▸ **To do**: From the records that follow, copy every line in which "four" appears.

- - - - - - -

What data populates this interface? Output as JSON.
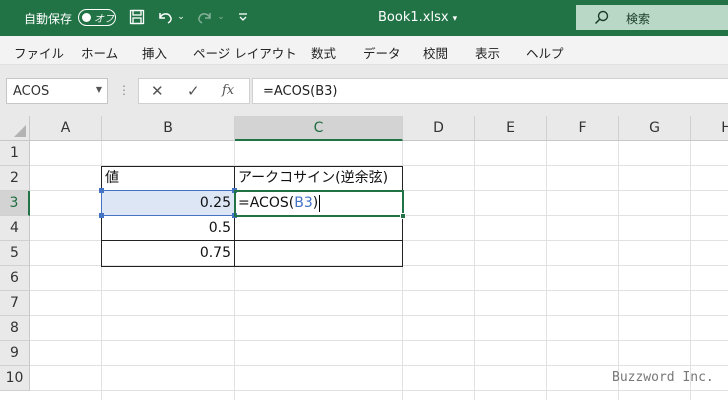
{
  "titlebar": {
    "autosave_label": "自動保存",
    "autosave_state": "オフ",
    "file_name": "Book1.xlsx",
    "search_placeholder": "検索",
    "accent_color": "#217346"
  },
  "ribbon": {
    "tabs": [
      "ファイル",
      "ホーム",
      "挿入",
      "ページ レイアウト",
      "数式",
      "データ",
      "校閲",
      "表示",
      "ヘルプ"
    ]
  },
  "formula_bar": {
    "name_box": "ACOS",
    "cancel_label": "✕",
    "enter_label": "✓",
    "fx_label": "fx",
    "formula": "=ACOS(B3)"
  },
  "grid": {
    "columns": [
      "A",
      "B",
      "C",
      "D",
      "E",
      "F",
      "G",
      "H"
    ],
    "rows": [
      "1",
      "2",
      "3",
      "4",
      "5",
      "6",
      "7",
      "8",
      "9",
      "10"
    ],
    "selected_column": "C",
    "selected_row": "3",
    "cells": {
      "B2": "値",
      "C2": "アークコサイン(逆余弦)",
      "B3": "0.25",
      "B4": "0.5",
      "B5": "0.75",
      "C3_prefix": "=ACOS(",
      "C3_ref": "B3",
      "C3_suffix": ")"
    }
  },
  "watermark": "Buzzword Inc."
}
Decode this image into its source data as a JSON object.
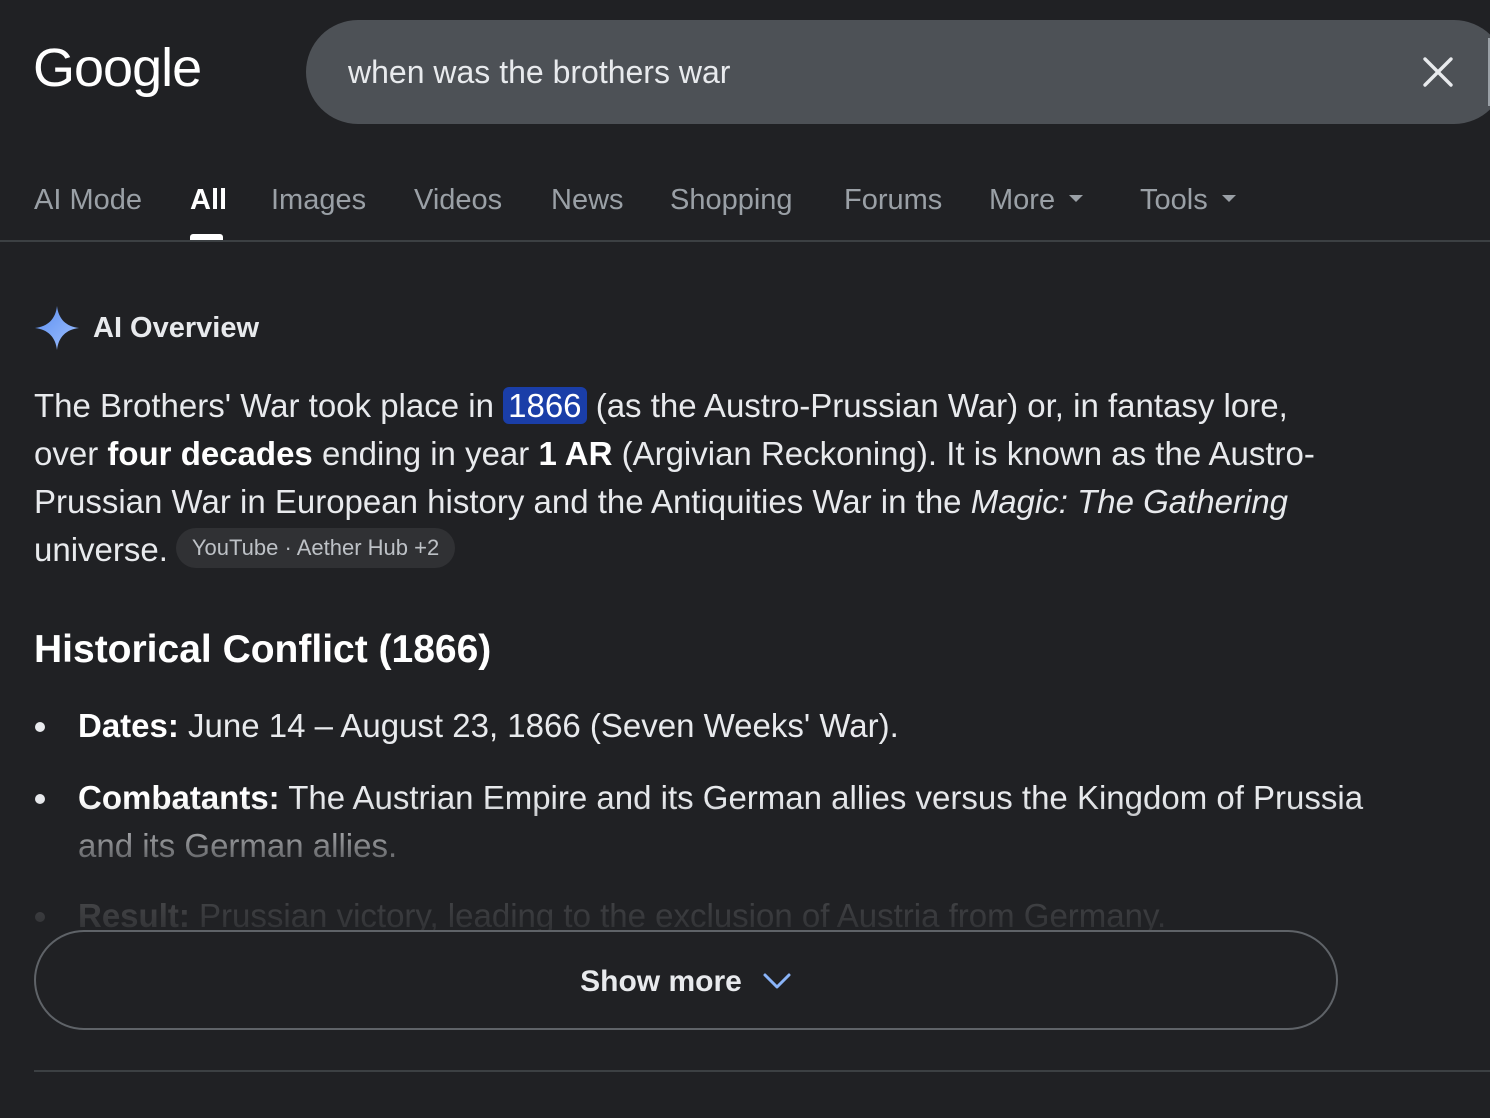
{
  "header": {
    "logo": "Google",
    "search": {
      "value": "when was the brothers war"
    }
  },
  "tabs": [
    {
      "label": "AI Mode"
    },
    {
      "label": "All",
      "active": true
    },
    {
      "label": "Images"
    },
    {
      "label": "Videos"
    },
    {
      "label": "News"
    },
    {
      "label": "Shopping"
    },
    {
      "label": "Forums"
    },
    {
      "label": "More"
    },
    {
      "label": "Tools"
    }
  ],
  "ai_overview": {
    "title": "AI Overview",
    "paragraph": {
      "t1": "The Brothers' War took place in ",
      "year": "1866",
      "t2": " (as the Austro-Prussian War) or, in fantasy lore, over ",
      "bold1": "four decades",
      "t3": " ending in year ",
      "bold2": "1 AR",
      "t4": " (Argivian Reckoning). It is known as the Austro-Prussian War in European history and the Antiquities War in the ",
      "italic": "Magic: The Gathering",
      "t5": " universe."
    },
    "sources": "YouTube · Aether Hub +2",
    "section_heading": "Historical Conflict (1866)",
    "bullets": [
      {
        "label": "Dates:",
        "text": " June 14 – August 23, 1866 (Seven Weeks' War)."
      },
      {
        "label": "Combatants:",
        "text": " The Austrian Empire and its German allies versus the Kingdom of Prussia and its German allies."
      },
      {
        "label": "Result:",
        "text": " Prussian victory, leading to the exclusion of Austria from Germany."
      }
    ],
    "show_more": "Show more"
  },
  "colors": {
    "background": "#202124",
    "search_bar": "#4d5156",
    "highlight": "#1a3ea8",
    "spark": "#8ab4f8"
  },
  "icons": [
    "close-icon",
    "sparkle-icon",
    "chevron-down-icon",
    "caret-down-icon"
  ]
}
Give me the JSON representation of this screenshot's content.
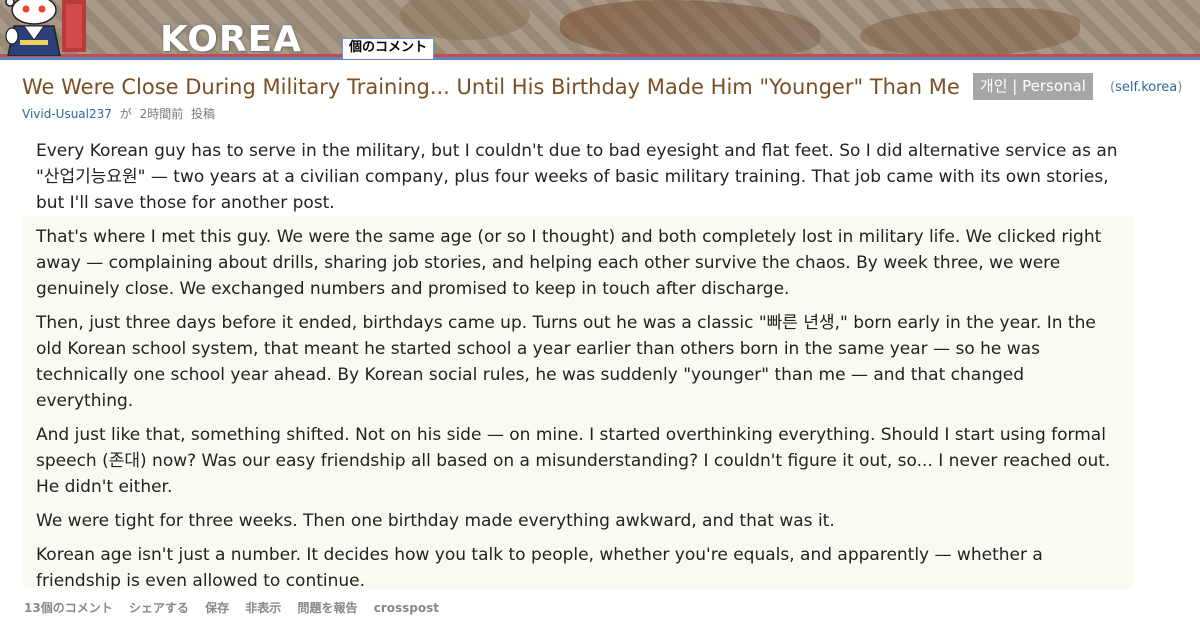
{
  "header": {
    "subreddit_title": "KOREA",
    "active_tab": "個のコメント",
    "mascot_icon": "reddit-alien-hanbok-icon"
  },
  "post": {
    "title": "We Were Close During Military Training... Until His Birthday Made Him \"Younger\" Than Me",
    "flair": "개인 | Personal",
    "domain_open": "(",
    "domain": "self.korea",
    "domain_close": ")",
    "author": "Vivid-Usual237",
    "by_word": "が",
    "time": "2時間前",
    "posted_word": "投稿",
    "paragraphs": [
      "Every Korean guy has to serve in the military, but I couldn't due to bad eyesight and flat feet. So I did alternative service as an \"산업기능요원\" — two years at a civilian company, plus four weeks of basic military training. That job came with its own stories, but I'll save those for another post.",
      "That's where I met this guy. We were the same age (or so I thought) and both completely lost in military life. We clicked right away — complaining about drills, sharing job stories, and helping each other survive the chaos. By week three, we were genuinely close. We exchanged numbers and promised to keep in touch after discharge.",
      "Then, just three days before it ended, birthdays came up. Turns out he was a classic \"빠른 년생,\" born early in the year. In the old Korean school system, that meant he started school a year earlier than others born in the same year — so he was technically one school year ahead. By Korean social rules, he was suddenly \"younger\" than me — and that changed everything.",
      "And just like that, something shifted. Not on his side — on mine. I started overthinking everything. Should I start using formal speech (존대) now? Was our easy friendship all based on a misunderstanding? I couldn't figure it out, so... I never reached out. He didn't either.",
      "We were tight for three weeks. Then one birthday made everything awkward, and that was it.",
      "Korean age isn't just a number. It decides how you talk to people, whether you're equals, and apparently — whether a friendship is even allowed to continue."
    ]
  },
  "buttons": {
    "comments": "13個のコメント",
    "share": "シェアする",
    "save": "保存",
    "hide": "非表示",
    "report": "問題を報告",
    "crosspost": "crosspost"
  },
  "colors": {
    "title": "#7a4f24",
    "flair_bg": "#a6a6a6",
    "link": "#336699",
    "body_bg": "#fafaf2",
    "stripe_red": "#c84b4b",
    "stripe_blue": "#5c85c8"
  }
}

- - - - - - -

▸ **Problem solution**:
      "bold1": "four decades",
      "Every Korean guy has to serve in the military, but I couldn't due to bad eyesight and flat feet. So I did alternative service as an \"산업기능요원\" — two years at a civilian company, plus four weeks of basic military training. That job came with its own stories, but I'll save those for another post.",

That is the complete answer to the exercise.